In imposing the second and third above-mentioned duties on ITE, both the plaintiff and the Court below relied on our decision in Glass v. Freeman, 430 Pa. 21, 240 A.2d 825. However, this reliance was misplaced. The rule enunciated in Glass closely parallels §§ 318 and 344 of the Restatement 2d, Torts, and is undoubtedly inapplicable. A careful examination of §§ 318 and 344 of the Restatement demonstrates that neither can properly be applied to the facts in the instant case. Section 318 deals with the duty of a possessor of land or chattels to control the conduct of a licensee. Section 344 deals with and covers the situation where a possessor of land holds it open to the general public for entry for business purposes. Although Comment c thereunder indicates that the intended coverage of § 344 includes the acts of independent contractors and concessionaires employed or permitted to carry on activities upon the land, Comment a thereof makes it clear that § 344 imposes liability only on possessors of land who hold it open to the public for business activities. See also, § 415 Restatement 2d, Torts. In our judgment, neither Glass v. Freeman, nor § 318, nor § 344 controls or applies to this case.

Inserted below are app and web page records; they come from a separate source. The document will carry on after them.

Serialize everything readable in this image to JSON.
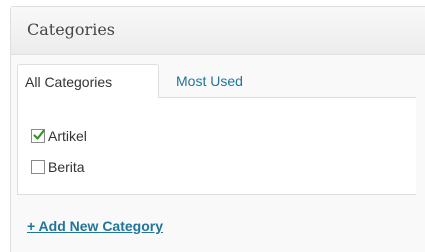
{
  "panel": {
    "title": "Categories"
  },
  "tabs": {
    "all_label": "All Categories",
    "most_used_label": "Most Used"
  },
  "categories": [
    {
      "label": "Artikel",
      "checked": true
    },
    {
      "label": "Berita",
      "checked": false
    }
  ],
  "add_link_label": "+ Add New Category",
  "colors": {
    "link": "#21759b",
    "check": "#3a8e2b",
    "border": "#dfdfdf"
  }
}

The only theory upon which liability could be predicated is that of negligence in the exercise of control (if any) which ITE retained over the manner in which the work was performed by Gallagher, the independent contractor.
We have carefully reviewed this record in its entirety and believe that the evidence was inadequate to prove such control by ITE.
Judgment on the verdict reversed and judgment non obstante veredicto is here entered for the defendant.
Judgment reversed and entered for defendant.